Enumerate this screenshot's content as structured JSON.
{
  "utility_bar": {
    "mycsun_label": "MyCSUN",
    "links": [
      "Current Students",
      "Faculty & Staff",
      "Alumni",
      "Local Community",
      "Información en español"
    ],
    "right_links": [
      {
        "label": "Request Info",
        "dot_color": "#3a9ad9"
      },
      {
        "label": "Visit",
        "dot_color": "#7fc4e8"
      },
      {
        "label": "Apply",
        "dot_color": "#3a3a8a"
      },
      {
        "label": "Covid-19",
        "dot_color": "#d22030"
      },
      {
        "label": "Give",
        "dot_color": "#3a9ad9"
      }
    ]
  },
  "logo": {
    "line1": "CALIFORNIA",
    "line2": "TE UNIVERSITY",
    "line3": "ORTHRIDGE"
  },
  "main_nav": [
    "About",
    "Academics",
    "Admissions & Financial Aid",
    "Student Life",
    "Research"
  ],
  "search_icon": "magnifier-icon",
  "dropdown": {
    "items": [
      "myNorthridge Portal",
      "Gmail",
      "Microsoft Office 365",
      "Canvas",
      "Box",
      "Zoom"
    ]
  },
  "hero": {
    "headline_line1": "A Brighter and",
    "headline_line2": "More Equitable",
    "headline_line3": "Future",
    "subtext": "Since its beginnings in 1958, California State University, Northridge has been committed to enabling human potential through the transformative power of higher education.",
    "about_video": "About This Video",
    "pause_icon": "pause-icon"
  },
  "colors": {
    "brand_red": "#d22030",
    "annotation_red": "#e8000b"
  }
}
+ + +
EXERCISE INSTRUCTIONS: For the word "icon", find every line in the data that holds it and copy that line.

SOLUTION TO THE EXERCISE:
  "search_icon": "magnifier-icon",
    "pause_icon": "pause-icon"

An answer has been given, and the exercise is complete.